Stress and anxiety can have an adverse impact on health, and the experience of many around the 2020 outbreak of COVID-19 is affecting health and well-being. Individuals with chronic disease such as multiple sclerosis may be particularly vulnerable in some ways, but also particularly resilient in others. This study evaluates the effects of belonging to online support groups that meet weekly for 12 weeks to address the stress and anxiety felt by individuals with Multiple Sclerosis (MS). This study will also measure and explore the effects of online support groups.
Anxiety is a pervasive and debilitating symptom for individuals with MS, who are at much greater risk for anxiety than the general population. The lifetime prevalence of anxiety in MS is estimated at 48.9%, compared to 37.9% in the general population. The negative consequences of anxiety for individuals with MS include impairment of work function and workplace attrition, increased healthcare usage and healthcare costs, increased physical disability (i.e., higher Expanded Disability Status Scale (EDSS) score), and reduced overall quality of life. And while anxiety has been shown to be acutely elevated both before and in the first years after diagnosis, individuals with longstanding MS also exhibit anxiety at higher rates than the general population.

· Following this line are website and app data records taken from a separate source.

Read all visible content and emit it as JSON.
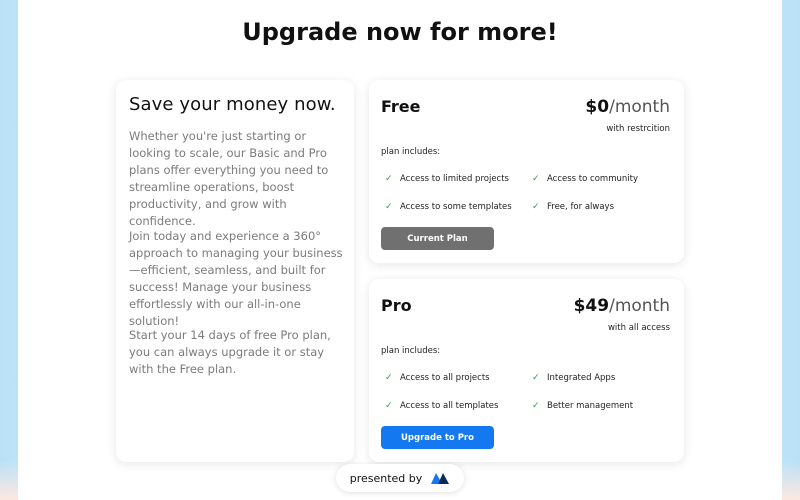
{
  "headline": "Upgrade now for more!",
  "info": {
    "title": "Save your money now.",
    "paragraph1": "Whether you're just starting or looking to scale, our Basic and Pro plans offer everything you need to streamline operations, boost productivity, and grow with confidence.",
    "paragraph2": "Join today and experience a 360° approach to managing your business—efficient, seamless, and built for success! Manage your business effortlessly with our all-in-one solution!",
    "paragraph3": "Start your 14 days of free Pro plan, you can always upgrade it or stay with the Free plan."
  },
  "plans": [
    {
      "name": "Free",
      "price": "$0",
      "period": "/month",
      "subtitle": "with restrcition",
      "includes_label": "plan includes:",
      "features": [
        "Access to limited projects",
        "Access to community",
        "Access to some templates",
        "Free, for always"
      ],
      "button_label": "Current Plan",
      "button_color": "#707070"
    },
    {
      "name": "Pro",
      "price": "$49",
      "period": "/month",
      "subtitle": "with all access",
      "includes_label": "plan includes:",
      "features": [
        "Access to all projects",
        "Integrated Apps",
        "Access to all templates",
        "Better management"
      ],
      "button_label": "Upgrade to Pro",
      "button_color": "#1478f0"
    }
  ],
  "footer": {
    "presented_by": "presented by",
    "logo_icon": "brand-logo-icon"
  },
  "colors": {
    "accent": "#1478f0",
    "check": "#2c9b53",
    "muted_text": "#7b7b7b"
  }
}
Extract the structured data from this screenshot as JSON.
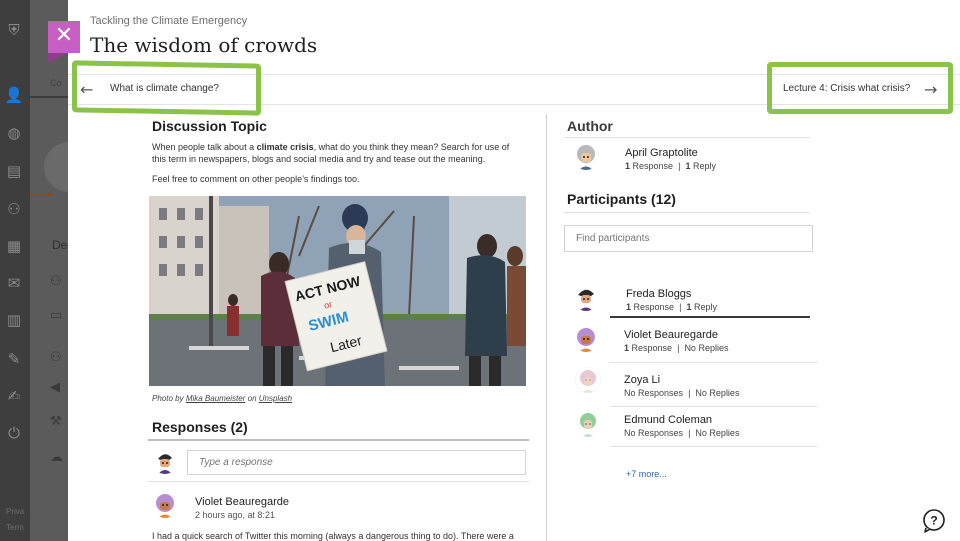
{
  "background": {
    "tab_label": "Co",
    "section_text": "De",
    "footer_lines": [
      "Priva",
      "Term"
    ]
  },
  "header": {
    "course_label": "Tackling the Climate Emergency",
    "title": "The wisdom of crowds",
    "close_icon": "close-icon"
  },
  "navigation": {
    "previous_label": "What is climate change?",
    "next_label": "Lecture 4: Crisis what crisis?",
    "previous_icon": "arrow-left-icon",
    "next_icon": "arrow-right-icon",
    "highlight_color": "#8bc34a"
  },
  "topic": {
    "heading": "Discussion Topic",
    "body_pre": "When people talk about a ",
    "body_bold": "climate crisis",
    "body_post": ", what do you think they mean? Search for use of this term in newspapers, blogs and social media and try and tease out the meaning.",
    "note": "Feel free to comment on other people’s findings too.",
    "photo_sign_lines": [
      "ACT NOW",
      "or",
      "SWIM",
      "Later"
    ],
    "caption_pre": "Photo by ",
    "caption_author": "Mika Baumeister",
    "caption_mid": " on ",
    "caption_site": "Unsplash"
  },
  "responses": {
    "heading": "Responses (2)",
    "input_placeholder": "Type a response",
    "first_post": {
      "author": "Violet Beauregarde",
      "time": "2 hours ago, at 8:21",
      "body": "I had a quick search of Twitter this morning (always a dangerous thing to do). There were a"
    }
  },
  "author": {
    "heading": "Author",
    "name": "April Graptolite",
    "responses_count": "1",
    "responses_label": "Response",
    "replies_count": "1",
    "replies_label": "Reply"
  },
  "participants": {
    "heading": "Participants (12)",
    "search_placeholder": "Find participants",
    "separator": "|",
    "people": [
      {
        "name": "Freda Bloggs",
        "left_count": "1",
        "left_label": "Response",
        "right_count": "1",
        "right_label": "Reply"
      },
      {
        "name": "Violet Beauregarde",
        "left_count": "1",
        "left_label": "Response",
        "right_count": "",
        "right_label": "No Replies"
      },
      {
        "name": "Zoya Li",
        "left_count": "",
        "left_label": "No Responses",
        "right_count": "",
        "right_label": "No Replies"
      },
      {
        "name": "Edmund Coleman",
        "left_count": "",
        "left_label": "No Responses",
        "right_count": "",
        "right_label": "No Replies"
      }
    ],
    "more_label": "+7 more..."
  },
  "colors": {
    "close_button": "#c75ec4",
    "link": "#2b67b3"
  }
}
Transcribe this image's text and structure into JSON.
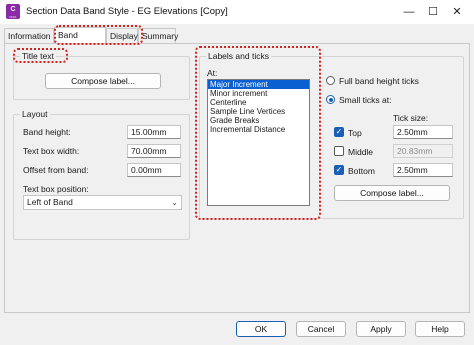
{
  "window": {
    "title": "Section Data Band Style - EG Elevations [Copy]",
    "app_icon_letter": "C",
    "app_icon_sub": "CIVIL",
    "minimize_glyph": "—",
    "maximize_glyph": "☐",
    "close_glyph": "✕"
  },
  "tabs": [
    "Information",
    "Band Details",
    "Display",
    "Summary"
  ],
  "title_text": {
    "label": "Title text",
    "compose_button": "Compose label..."
  },
  "layout": {
    "label": "Layout",
    "band_height_label": "Band height:",
    "band_height_value": "15.00mm",
    "text_box_width_label": "Text box width:",
    "text_box_width_value": "70.00mm",
    "offset_label": "Offset from band:",
    "offset_value": "0.00mm",
    "text_box_position_label": "Text box position:",
    "text_box_position_value": "Left of Band"
  },
  "labels_ticks": {
    "label": "Labels and ticks",
    "at_label": "At:",
    "at_items": [
      "Major Increment",
      "Minor increment",
      "Centerline",
      "Sample Line Vertices",
      "Grade Breaks",
      "Incremental Distance"
    ],
    "selected_index": 0,
    "full_band_label": "Full band height ticks",
    "small_ticks_label": "Small ticks at:",
    "tick_size_label": "Tick size:",
    "top_label": "Top",
    "top_value": "2.50mm",
    "middle_label": "Middle",
    "middle_value": "20.83mm",
    "bottom_label": "Bottom",
    "bottom_value": "2.50mm",
    "compose_button": "Compose label..."
  },
  "footer": {
    "ok": "OK",
    "cancel": "Cancel",
    "apply": "Apply",
    "help": "Help"
  },
  "colors": {
    "accent": "#1a5fb4",
    "highlight": "#d6201f",
    "app_icon": "#8a2aa8"
  }
}
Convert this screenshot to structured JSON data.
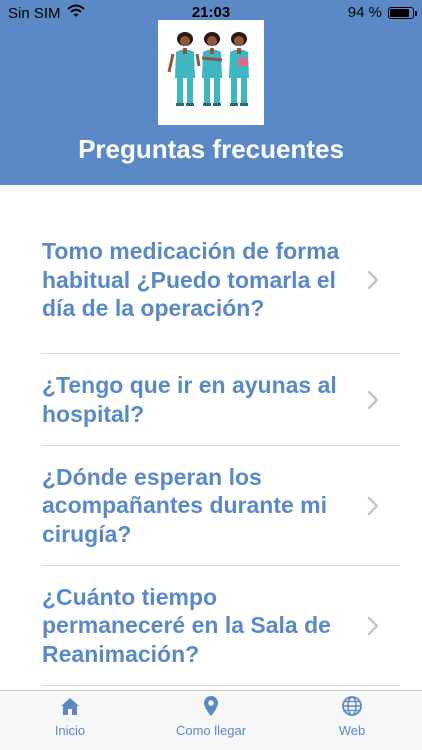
{
  "status_bar": {
    "carrier": "Sin SIM",
    "time": "21:03",
    "battery": "94 %",
    "battery_level": 0.94,
    "wifi_icon": "wifi-icon",
    "battery_icon": "battery-icon"
  },
  "header": {
    "title": "Preguntas frecuentes",
    "logo_icon": "nurses-illustration",
    "background_color": "#5b89c6"
  },
  "faq": {
    "items": [
      {
        "question": "Tomo medicación de forma habitual ¿Puedo tomarla el día de la operación?"
      },
      {
        "question": "¿Tengo que ir en ayunas al hospital?"
      },
      {
        "question": "¿Dónde esperan los acompañantes durante mi cirugía?"
      },
      {
        "question": "¿Cuánto tiempo permaneceré en la Sala de Reanimación?"
      }
    ],
    "text_color": "#5b89c6"
  },
  "tabbar": {
    "tabs": [
      {
        "label": "Inicio",
        "icon": "home-icon"
      },
      {
        "label": "Como llegar",
        "icon": "location-pin-icon"
      },
      {
        "label": "Web",
        "icon": "globe-icon"
      }
    ]
  }
}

Of note, women are at heightened risk for both anxiety and MS, and lower socioeconomic status (SES) is associated with increased prevalence of anxiety in MS. In the SUNLIGHT study, participants join a structured meeting in which they receive content specifically focused on anxiety, its detrimental impact on individuals with MS, and an emphasis on techniques to reduce anxiety. Over the 12-week period of the intervention, participants learn techniques for stress reduction that can be self-administered, such that the benefits of participation outlive the active period of the intervention.
Behavioral: Online support Group
12 one-hour, once-weekly online support groups for people with Multiple Sclerosis to address anxiety related to the COVID-19 outbreak and its effects on them.
- MS Diagnosis
- 18 years or older
Columbia University Medical Center
New York, New York, 10032
Investigator: Ines Aguerre
Victoria Leavitt, PhD